Extract, from the records beneath this instruction, each line that contains the word "menu".

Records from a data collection
────────────────────

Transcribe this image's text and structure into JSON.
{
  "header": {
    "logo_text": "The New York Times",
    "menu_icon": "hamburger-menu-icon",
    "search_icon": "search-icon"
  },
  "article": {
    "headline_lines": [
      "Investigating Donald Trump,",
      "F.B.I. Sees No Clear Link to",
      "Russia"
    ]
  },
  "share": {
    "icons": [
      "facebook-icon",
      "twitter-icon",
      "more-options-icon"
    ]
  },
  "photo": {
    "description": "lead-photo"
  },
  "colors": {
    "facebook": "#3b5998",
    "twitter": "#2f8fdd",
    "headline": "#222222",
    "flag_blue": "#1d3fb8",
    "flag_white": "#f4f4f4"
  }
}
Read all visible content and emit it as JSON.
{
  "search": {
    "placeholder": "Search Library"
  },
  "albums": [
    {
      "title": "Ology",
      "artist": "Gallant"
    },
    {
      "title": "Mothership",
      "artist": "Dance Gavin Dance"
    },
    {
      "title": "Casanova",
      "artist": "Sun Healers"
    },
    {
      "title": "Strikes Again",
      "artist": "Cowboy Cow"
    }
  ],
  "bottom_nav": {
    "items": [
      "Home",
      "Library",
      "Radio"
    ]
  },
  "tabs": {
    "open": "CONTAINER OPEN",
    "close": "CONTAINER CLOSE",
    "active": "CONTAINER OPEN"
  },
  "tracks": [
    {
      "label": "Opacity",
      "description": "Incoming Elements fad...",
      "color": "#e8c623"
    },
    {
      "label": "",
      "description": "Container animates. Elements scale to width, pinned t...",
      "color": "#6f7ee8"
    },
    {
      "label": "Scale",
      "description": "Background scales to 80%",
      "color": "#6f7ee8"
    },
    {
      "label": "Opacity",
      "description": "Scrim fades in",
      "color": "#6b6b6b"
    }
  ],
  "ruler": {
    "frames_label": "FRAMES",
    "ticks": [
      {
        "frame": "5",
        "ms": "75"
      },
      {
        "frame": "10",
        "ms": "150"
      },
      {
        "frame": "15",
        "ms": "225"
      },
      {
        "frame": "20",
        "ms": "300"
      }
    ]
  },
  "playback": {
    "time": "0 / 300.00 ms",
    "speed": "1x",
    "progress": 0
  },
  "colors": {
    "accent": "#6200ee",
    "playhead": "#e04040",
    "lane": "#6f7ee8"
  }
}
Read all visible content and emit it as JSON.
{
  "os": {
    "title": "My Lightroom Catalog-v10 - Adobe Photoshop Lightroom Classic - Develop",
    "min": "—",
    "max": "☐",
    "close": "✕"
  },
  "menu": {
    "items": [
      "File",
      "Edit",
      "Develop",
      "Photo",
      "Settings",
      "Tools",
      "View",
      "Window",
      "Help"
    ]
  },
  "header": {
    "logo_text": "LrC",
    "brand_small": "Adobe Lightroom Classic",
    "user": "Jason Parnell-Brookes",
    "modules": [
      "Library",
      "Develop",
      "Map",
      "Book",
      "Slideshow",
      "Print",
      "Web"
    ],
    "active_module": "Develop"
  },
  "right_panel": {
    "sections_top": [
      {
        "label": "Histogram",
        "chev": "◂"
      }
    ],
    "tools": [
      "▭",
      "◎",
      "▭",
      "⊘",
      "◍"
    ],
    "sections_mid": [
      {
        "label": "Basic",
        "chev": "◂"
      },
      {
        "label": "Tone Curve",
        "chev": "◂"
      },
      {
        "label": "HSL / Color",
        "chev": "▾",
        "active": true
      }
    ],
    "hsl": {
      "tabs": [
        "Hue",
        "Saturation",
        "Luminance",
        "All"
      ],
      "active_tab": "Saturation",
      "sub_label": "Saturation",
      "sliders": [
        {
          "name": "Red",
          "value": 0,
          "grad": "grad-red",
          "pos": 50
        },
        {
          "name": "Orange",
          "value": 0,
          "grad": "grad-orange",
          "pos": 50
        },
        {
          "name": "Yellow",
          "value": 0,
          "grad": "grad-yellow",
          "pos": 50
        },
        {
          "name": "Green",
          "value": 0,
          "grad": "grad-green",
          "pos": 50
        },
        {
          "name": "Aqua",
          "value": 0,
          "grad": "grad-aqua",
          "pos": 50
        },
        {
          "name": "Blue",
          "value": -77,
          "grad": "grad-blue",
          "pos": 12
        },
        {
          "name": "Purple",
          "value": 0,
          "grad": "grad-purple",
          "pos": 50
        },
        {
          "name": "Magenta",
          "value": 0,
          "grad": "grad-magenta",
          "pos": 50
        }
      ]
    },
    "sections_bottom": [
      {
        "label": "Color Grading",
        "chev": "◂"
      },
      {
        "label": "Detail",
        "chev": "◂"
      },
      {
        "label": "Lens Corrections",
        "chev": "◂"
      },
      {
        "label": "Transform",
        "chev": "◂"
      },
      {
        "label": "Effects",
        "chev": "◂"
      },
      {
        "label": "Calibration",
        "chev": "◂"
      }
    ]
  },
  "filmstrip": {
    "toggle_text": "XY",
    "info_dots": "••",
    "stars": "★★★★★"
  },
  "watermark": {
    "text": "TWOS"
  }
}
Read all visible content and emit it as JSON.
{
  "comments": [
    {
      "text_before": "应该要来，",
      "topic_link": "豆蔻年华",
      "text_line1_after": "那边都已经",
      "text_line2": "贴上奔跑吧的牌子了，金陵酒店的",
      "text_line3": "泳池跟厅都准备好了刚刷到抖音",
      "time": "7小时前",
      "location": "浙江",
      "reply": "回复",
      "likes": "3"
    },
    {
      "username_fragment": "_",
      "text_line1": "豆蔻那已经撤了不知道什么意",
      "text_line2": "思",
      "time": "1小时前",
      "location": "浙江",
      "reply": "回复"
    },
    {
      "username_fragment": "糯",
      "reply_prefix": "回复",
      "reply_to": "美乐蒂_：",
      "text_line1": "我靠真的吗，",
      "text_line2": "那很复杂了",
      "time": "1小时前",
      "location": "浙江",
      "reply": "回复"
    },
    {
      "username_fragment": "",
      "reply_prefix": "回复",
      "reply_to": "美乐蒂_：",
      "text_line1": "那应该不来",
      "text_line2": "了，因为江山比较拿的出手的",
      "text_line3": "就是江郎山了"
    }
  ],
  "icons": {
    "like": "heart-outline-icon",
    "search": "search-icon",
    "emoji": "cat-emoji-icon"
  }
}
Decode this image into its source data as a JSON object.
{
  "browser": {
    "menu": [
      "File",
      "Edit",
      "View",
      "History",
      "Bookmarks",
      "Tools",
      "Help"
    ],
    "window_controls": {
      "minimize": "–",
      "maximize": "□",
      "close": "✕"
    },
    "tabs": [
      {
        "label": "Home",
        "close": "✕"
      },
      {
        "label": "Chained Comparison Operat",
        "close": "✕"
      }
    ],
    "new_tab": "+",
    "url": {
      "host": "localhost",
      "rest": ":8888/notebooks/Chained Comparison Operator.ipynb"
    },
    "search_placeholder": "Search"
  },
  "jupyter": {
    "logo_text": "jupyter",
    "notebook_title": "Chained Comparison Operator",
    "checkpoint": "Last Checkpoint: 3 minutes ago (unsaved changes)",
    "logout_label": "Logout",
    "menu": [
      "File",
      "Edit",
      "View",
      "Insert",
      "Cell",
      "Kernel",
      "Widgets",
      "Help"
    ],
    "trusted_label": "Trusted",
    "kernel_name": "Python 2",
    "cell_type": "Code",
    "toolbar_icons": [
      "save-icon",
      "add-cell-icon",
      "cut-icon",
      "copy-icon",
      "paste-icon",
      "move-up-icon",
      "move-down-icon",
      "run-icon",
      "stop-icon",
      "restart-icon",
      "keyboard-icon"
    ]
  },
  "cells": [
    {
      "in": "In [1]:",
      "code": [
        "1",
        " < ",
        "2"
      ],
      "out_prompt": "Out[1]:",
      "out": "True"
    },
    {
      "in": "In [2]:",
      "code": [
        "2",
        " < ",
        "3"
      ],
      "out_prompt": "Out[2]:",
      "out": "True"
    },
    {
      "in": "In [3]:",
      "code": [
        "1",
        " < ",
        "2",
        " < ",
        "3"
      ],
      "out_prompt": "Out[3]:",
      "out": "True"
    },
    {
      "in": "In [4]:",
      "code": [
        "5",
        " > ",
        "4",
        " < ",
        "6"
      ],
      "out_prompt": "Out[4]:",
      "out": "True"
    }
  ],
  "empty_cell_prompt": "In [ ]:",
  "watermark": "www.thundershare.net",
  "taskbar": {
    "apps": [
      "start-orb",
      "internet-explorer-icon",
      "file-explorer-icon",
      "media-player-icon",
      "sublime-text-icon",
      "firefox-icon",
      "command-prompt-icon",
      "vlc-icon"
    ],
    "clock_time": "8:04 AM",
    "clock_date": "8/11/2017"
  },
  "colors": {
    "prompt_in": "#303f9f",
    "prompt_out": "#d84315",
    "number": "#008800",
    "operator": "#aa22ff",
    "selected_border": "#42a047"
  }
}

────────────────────

SOLUTION
    "menu_icon": "hamburger-menu-icon",
  "menu": {
    "menu": [
    "menu": [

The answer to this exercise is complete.